We have this way of believing that the way things are now is the way they will always be. But everything changes. Even suffering. The way you feel now is not the way you will feel next year. Or next week. Or even tomorrow.
Divorce is a time when you have to rewrite your life’s plans. But it’s the start of a new chapter, not the end of the story. New beginnings are brimming with possibilities. See them.
When we have been rejected, we often internalize the message, assuming that if it happened to us, it must have happened because of us. We may see ourselves as broken, and either seek out rescuers and fixers or conclude that we are unworthy of love and compassion. We may view our mistakes as fatal character flaws that render us useless.

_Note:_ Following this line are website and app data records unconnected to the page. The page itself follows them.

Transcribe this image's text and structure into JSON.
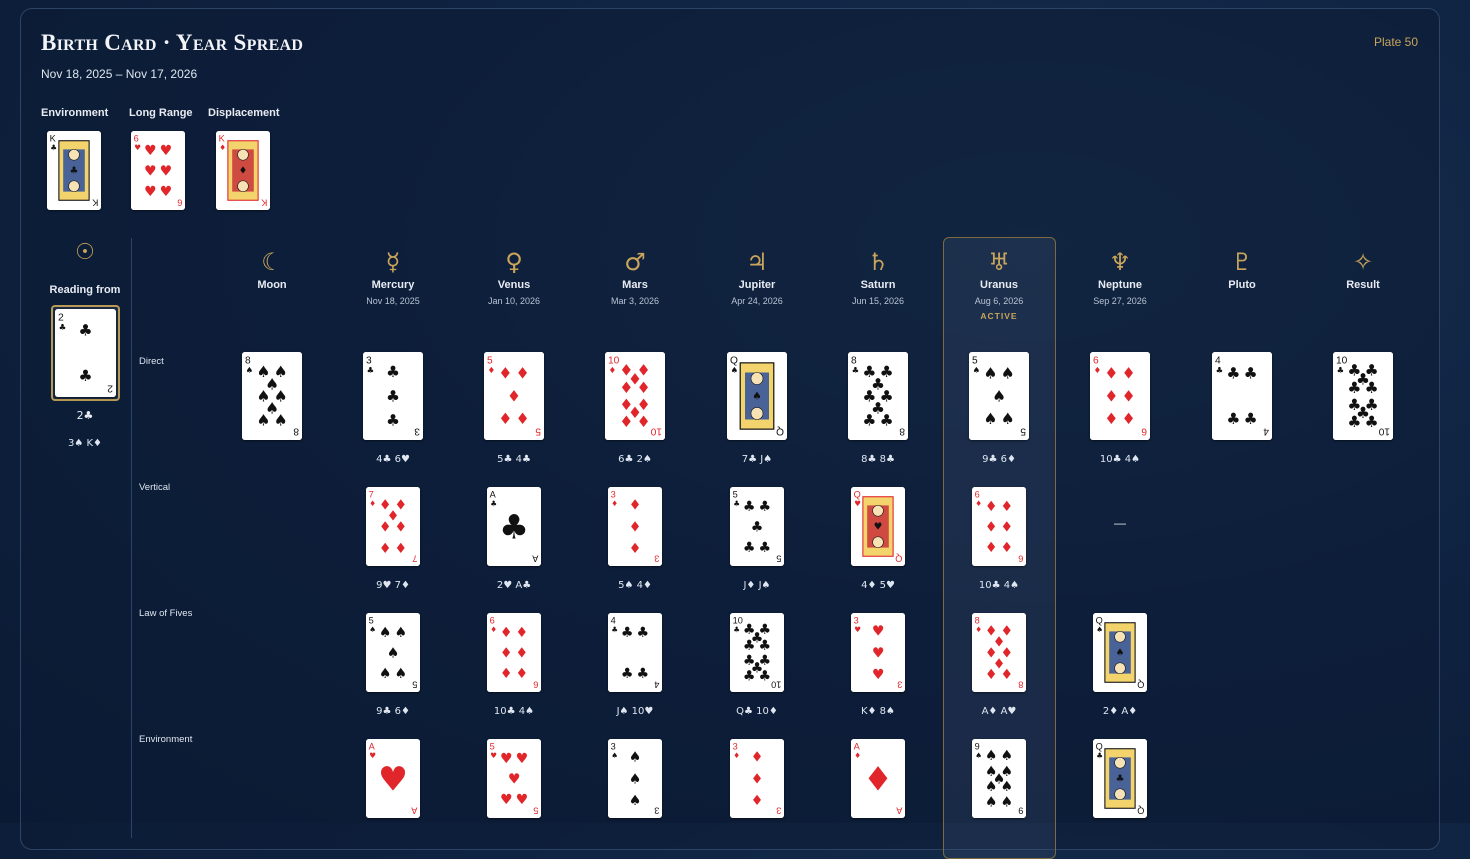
{
  "header": {
    "title": "Birth Card · Year Spread",
    "date_range": "Nov 18, 2025 – Nov 17, 2026",
    "plate": "Plate 50"
  },
  "top_cards": [
    {
      "label": "Environment",
      "card": "K♣"
    },
    {
      "label": "Long Range",
      "card": "6♥"
    },
    {
      "label": "Displacement",
      "card": "K♦"
    }
  ],
  "reading_from": {
    "icon": "sun-icon",
    "label": "Reading from",
    "card": "2♣",
    "card_name": "2♣",
    "pair": "3♠  K♦"
  },
  "row_labels": [
    "Direct",
    "Vertical",
    "Law of Fives",
    "Environment"
  ],
  "planets": [
    {
      "key": "moon",
      "icon": "moon-icon",
      "glyph": "☾",
      "name": "Moon",
      "date": "",
      "active": false
    },
    {
      "key": "mercury",
      "icon": "mercury-icon",
      "glyph": "☿",
      "name": "Mercury",
      "date": "Nov 18, 2025",
      "active": false
    },
    {
      "key": "venus",
      "icon": "venus-icon",
      "glyph": "♀",
      "name": "Venus",
      "date": "Jan 10, 2026",
      "active": false
    },
    {
      "key": "mars",
      "icon": "mars-icon",
      "glyph": "♂",
      "name": "Mars",
      "date": "Mar 3, 2026",
      "active": false
    },
    {
      "key": "jupiter",
      "icon": "jupiter-icon",
      "glyph": "♃",
      "name": "Jupiter",
      "date": "Apr 24, 2026",
      "active": false
    },
    {
      "key": "saturn",
      "icon": "saturn-icon",
      "glyph": "♄",
      "name": "Saturn",
      "date": "Jun 15, 2026",
      "active": false
    },
    {
      "key": "uranus",
      "icon": "uranus-icon",
      "glyph": "♅",
      "name": "Uranus",
      "date": "Aug 6, 2026",
      "active": true
    },
    {
      "key": "neptune",
      "icon": "neptune-icon",
      "glyph": "♆",
      "name": "Neptune",
      "date": "Sep 27, 2026",
      "active": false
    },
    {
      "key": "pluto",
      "icon": "pluto-icon",
      "glyph": "♇",
      "name": "Pluto",
      "date": "",
      "active": false
    },
    {
      "key": "result",
      "icon": "sparkle-icon",
      "glyph": "✧",
      "name": "Result",
      "date": "",
      "active": false
    }
  ],
  "active_label": "ACTIVE",
  "direct": [
    {
      "card": "8♠",
      "pair": ""
    },
    {
      "card": "3♣",
      "pair": "4♣  6♥"
    },
    {
      "card": "5♦",
      "pair": "5♣  4♣"
    },
    {
      "card": "10♦",
      "pair": "6♣  2♠"
    },
    {
      "card": "Q♠",
      "pair": "7♣  J♠"
    },
    {
      "card": "8♣",
      "pair": "8♣  8♣"
    },
    {
      "card": "5♠",
      "pair": "9♣  6♦"
    },
    {
      "card": "6♦",
      "pair": "10♣  4♠"
    },
    {
      "card": "4♣",
      "pair": ""
    },
    {
      "card": "10♣",
      "pair": ""
    }
  ],
  "vertical": [
    null,
    {
      "card": "7♦",
      "pair": "9♥  7♦"
    },
    {
      "card": "A♣",
      "pair": "2♥  A♣"
    },
    {
      "card": "3♦",
      "pair": "5♠  4♦"
    },
    {
      "card": "5♣",
      "pair": "J♦  J♠"
    },
    {
      "card": "Q♥",
      "pair": "4♦  5♥"
    },
    {
      "card": "6♦",
      "pair": "10♣  4♠"
    },
    {
      "card": "",
      "pair": "—"
    },
    null,
    null
  ],
  "law_of_fives": [
    null,
    {
      "card": "5♠",
      "pair": "9♣  6♦"
    },
    {
      "card": "6♦",
      "pair": "10♣  4♠"
    },
    {
      "card": "4♣",
      "pair": "J♠  10♥"
    },
    {
      "card": "10♣",
      "pair": "Q♣  10♦"
    },
    {
      "card": "3♥",
      "pair": "K♦  8♠"
    },
    {
      "card": "8♦",
      "pair": "A♦  A♥"
    },
    {
      "card": "Q♠",
      "pair": "2♦  A♦"
    },
    null,
    null
  ],
  "environment_row": [
    null,
    {
      "card": "A♥",
      "pair": ""
    },
    {
      "card": "5♥",
      "pair": ""
    },
    {
      "card": "3♠",
      "pair": ""
    },
    {
      "card": "3♦",
      "pair": ""
    },
    {
      "card": "A♦",
      "pair": ""
    },
    {
      "card": "9♠",
      "pair": ""
    },
    {
      "card": "Q♣",
      "pair": ""
    },
    null,
    null
  ],
  "colors": {
    "accent_gold": "#c9a45a",
    "red_suit": "#e0262a",
    "black_suit": "#111111",
    "background": "#0f2342"
  }
}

Divorce is an enormous blow to our self-image and confidence. And it can also help to build us back up as we complete steps we never thought we were capable of. Be mindful of the thoughts you allow about yourself and be deliberate with your personal narrative. After all, the words we say to others have influence. But the words we say to ourselves have power. You are worthy. Say it. Believe it. Live it.
While some may respond to the fear of divorce by fighting, others may freeze in place, scared that if they move, they will be targeted yet again. Still others may run, seeking to avoid facing the truth of the end of the marriage and the carnage left behind.
When we allow fear to drive our lives, we are limiting ourselves. It may feel like living, but it is only a facsimile bounded by self-imposed rules and boundaries. It’s scary taking that leap of faith from what you knew into the abyss of possibility. But that risk may be preferable to the limitations imposed by apprehension. Don’t let fear be your chauffeur; drive your own life.
If you are in the position of assuming primary (or only) care for the children, it is all too easy to feel great pressure to mitigate the impact of the divorce by being a super-parent. I see parents who feel guilty for the effects of the divorce and overcompensate by being too permissive with their kids. I see parents who feel guilty about the void created by divorce who strove to fill it by any means necessary.
But most of all I see parents who are overwhelmed and overworked, assuming the entirety of the burden of childcare and decision-making. They become all-mom or all-dad and lose themselves in the process as they place their children’s needs first. This is a tricky trap. Your kids need you. But they also need you to be you. Wholly you.
Give yourself permission to be a good enough parent rather than a perfect parent. Focus on what matters and be willing to release the details that really don’t. Seek out support and guidance from others. And make sure to take care of yourself too.
This is the trap of “I will never let myself be hurt again,” the walls that prevent any weaknesses from showing. That protect any vulnerabilities. This trap is often rife with justifications of why it is better to be alone than to risk being hurt.
Consider this: If you are focused on preserving, how much are you enjoying? If you only think about protection, do you ever experience enjoyment? Life is meant to be lived, not secured under glass.
This trap ensnares you with thought tendrils that wind around your brain, whispering about possible actions and outcomes whose time has already passed. The “what if” trap is a maze with no exit, a circuitous path that never ends.
When you spend your energy wondering about what could have happened, you give the past power to rob the future of its potential. Instead of “what if,” try “what now” and focus on what is yet to come.
Originally Published: Lessons From the End of a Marriage
Photo: Tony Alter/Flickr